Data excerpts:
════

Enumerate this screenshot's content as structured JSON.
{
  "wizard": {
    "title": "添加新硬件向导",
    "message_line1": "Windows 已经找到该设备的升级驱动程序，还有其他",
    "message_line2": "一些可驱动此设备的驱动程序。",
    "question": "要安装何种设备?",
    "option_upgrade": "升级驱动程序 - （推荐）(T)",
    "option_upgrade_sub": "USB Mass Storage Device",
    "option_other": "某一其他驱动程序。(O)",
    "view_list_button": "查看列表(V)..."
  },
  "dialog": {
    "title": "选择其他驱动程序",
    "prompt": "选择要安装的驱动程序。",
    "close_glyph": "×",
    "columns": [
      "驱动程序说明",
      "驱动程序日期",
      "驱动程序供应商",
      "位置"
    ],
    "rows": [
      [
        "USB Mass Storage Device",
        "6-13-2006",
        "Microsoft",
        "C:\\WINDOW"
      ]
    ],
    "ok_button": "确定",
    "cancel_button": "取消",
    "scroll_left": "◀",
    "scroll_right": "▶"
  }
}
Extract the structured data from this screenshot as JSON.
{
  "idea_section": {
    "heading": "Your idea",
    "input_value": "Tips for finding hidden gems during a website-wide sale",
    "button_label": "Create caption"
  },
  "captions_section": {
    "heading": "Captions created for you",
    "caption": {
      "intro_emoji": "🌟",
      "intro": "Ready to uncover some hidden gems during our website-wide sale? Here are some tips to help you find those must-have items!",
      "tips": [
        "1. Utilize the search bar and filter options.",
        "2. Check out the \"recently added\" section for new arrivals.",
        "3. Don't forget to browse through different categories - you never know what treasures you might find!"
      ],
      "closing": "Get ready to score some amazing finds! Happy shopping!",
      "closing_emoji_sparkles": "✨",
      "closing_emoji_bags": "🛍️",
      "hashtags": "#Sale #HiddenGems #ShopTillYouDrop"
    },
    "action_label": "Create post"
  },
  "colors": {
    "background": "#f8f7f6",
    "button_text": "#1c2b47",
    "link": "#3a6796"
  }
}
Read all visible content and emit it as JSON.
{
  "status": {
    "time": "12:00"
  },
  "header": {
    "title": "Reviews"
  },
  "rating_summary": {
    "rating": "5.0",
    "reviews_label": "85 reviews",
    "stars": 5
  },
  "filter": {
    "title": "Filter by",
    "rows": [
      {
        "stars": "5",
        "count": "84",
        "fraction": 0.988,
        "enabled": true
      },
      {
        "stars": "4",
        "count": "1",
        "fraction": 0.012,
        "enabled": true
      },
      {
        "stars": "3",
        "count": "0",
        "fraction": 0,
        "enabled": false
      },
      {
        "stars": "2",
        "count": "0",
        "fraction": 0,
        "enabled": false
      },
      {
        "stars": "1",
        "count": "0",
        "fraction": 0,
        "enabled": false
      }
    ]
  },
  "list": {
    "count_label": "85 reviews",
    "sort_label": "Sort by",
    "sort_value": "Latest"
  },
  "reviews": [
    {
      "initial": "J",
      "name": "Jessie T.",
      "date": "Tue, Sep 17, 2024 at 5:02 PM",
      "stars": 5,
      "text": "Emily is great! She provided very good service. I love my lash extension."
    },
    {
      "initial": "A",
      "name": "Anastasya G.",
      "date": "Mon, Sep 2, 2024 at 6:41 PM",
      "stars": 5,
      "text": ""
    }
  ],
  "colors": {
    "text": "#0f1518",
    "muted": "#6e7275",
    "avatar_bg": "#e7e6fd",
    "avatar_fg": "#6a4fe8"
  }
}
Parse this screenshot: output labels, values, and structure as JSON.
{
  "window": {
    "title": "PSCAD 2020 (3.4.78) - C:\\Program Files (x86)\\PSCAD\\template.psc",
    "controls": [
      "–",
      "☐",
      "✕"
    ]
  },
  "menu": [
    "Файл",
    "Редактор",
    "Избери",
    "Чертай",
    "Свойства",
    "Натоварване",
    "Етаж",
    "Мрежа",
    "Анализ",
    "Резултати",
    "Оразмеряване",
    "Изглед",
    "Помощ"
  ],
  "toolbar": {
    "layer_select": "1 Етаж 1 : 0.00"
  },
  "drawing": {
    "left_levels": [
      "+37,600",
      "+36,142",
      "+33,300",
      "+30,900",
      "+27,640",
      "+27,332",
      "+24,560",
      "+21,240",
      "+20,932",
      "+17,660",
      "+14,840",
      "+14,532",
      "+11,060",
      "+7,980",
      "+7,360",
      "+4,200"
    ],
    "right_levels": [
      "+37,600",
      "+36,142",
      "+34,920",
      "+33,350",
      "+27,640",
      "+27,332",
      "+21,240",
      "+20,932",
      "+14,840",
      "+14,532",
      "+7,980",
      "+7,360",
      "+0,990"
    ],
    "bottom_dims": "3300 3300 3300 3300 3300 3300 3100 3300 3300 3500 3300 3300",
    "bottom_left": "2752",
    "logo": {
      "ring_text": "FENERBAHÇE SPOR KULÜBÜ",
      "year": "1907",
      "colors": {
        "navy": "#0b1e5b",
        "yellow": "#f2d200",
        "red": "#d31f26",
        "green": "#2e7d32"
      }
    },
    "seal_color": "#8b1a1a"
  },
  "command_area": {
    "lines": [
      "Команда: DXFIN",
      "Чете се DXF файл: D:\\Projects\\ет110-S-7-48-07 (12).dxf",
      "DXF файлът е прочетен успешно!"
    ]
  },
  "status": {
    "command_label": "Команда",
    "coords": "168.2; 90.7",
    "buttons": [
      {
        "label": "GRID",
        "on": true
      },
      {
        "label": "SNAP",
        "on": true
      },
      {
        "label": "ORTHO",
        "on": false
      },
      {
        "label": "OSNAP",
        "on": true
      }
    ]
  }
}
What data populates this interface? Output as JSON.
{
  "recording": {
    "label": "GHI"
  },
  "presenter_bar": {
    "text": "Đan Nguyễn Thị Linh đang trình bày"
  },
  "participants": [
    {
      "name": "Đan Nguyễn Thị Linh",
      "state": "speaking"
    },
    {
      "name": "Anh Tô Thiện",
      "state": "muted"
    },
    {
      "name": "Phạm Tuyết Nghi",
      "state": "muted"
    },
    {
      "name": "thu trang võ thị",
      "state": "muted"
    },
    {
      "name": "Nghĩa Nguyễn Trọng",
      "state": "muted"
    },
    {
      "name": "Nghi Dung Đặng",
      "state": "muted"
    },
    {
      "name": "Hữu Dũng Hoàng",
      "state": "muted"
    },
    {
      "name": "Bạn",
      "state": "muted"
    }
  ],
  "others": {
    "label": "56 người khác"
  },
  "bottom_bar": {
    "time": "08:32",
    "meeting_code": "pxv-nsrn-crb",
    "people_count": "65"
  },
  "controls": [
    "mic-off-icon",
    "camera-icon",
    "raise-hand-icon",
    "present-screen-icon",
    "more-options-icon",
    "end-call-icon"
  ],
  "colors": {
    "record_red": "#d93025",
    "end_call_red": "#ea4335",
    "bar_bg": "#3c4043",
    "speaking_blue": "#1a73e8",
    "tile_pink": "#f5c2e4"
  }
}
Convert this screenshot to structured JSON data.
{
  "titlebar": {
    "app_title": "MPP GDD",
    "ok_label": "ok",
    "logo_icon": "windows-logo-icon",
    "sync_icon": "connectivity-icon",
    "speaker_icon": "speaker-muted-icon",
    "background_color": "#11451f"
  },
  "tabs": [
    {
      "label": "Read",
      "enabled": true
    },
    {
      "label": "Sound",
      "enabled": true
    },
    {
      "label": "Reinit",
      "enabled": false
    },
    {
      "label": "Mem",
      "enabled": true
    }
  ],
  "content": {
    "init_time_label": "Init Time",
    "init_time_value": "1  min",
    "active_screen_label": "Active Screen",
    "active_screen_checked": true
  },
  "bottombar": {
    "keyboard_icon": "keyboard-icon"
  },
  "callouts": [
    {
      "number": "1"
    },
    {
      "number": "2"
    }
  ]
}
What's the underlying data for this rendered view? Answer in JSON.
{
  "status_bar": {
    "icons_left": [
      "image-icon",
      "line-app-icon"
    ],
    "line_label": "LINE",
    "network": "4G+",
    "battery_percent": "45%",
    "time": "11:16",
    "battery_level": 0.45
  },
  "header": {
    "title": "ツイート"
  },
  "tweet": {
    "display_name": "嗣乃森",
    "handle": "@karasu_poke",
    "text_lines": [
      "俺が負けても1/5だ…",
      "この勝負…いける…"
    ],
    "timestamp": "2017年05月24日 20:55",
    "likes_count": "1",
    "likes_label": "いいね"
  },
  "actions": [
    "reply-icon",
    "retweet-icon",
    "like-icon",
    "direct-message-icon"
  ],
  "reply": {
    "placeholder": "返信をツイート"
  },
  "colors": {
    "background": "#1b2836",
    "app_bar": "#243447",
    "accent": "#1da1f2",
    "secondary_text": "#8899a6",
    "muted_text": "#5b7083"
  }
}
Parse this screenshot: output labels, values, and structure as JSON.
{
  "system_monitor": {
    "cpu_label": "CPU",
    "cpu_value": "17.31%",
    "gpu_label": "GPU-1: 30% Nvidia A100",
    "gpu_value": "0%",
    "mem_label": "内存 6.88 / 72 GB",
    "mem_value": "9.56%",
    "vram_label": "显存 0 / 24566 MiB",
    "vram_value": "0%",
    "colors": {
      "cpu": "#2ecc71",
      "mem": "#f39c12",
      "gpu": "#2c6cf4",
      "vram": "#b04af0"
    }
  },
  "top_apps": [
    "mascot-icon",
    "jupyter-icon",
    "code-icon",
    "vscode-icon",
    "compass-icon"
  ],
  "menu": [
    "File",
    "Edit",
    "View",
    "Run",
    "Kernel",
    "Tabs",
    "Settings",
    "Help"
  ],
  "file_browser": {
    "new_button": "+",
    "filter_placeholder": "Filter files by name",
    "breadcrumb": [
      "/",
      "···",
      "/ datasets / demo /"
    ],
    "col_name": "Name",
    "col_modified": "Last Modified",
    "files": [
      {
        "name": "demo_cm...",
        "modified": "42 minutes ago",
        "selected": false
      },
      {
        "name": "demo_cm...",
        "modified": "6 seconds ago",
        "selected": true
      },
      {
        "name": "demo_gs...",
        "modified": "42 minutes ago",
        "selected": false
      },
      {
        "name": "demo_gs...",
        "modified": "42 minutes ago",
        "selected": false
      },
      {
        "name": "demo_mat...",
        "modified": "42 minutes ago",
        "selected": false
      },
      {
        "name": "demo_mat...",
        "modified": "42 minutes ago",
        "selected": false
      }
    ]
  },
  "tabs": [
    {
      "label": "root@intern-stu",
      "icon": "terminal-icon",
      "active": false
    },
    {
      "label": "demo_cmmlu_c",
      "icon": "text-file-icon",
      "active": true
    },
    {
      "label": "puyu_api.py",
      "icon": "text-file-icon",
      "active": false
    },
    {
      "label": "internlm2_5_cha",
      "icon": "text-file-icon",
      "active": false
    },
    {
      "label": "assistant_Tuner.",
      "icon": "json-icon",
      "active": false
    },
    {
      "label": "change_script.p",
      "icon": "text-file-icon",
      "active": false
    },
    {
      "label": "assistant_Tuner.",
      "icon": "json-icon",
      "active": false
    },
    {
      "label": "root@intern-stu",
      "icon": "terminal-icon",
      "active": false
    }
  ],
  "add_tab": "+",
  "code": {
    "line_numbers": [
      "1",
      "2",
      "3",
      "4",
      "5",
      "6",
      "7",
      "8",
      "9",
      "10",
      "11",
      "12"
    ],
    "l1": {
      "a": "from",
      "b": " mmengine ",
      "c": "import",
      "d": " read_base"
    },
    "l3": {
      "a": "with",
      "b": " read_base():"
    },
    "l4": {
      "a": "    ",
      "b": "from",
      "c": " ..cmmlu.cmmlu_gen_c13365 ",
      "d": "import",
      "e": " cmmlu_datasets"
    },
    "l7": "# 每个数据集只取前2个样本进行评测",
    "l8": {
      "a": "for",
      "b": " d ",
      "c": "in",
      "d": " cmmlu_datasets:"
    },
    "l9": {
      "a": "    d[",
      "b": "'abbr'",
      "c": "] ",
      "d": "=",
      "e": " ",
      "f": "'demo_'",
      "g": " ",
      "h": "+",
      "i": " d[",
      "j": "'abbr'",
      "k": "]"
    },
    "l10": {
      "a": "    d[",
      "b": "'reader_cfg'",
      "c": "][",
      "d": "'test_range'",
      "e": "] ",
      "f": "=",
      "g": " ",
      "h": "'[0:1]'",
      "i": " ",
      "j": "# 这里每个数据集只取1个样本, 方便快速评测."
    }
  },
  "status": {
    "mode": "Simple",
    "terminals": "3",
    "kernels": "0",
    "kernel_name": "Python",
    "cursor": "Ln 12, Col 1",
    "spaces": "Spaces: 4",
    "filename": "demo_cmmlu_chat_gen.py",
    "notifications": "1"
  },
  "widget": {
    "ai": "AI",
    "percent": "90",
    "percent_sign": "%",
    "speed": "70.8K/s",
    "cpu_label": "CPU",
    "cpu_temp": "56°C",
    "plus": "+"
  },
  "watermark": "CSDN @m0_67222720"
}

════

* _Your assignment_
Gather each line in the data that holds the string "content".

* _Completed task_
Enumerate this screenshot's content as structured JSON.
Read all visible content and emit it as JSON.
  "content": {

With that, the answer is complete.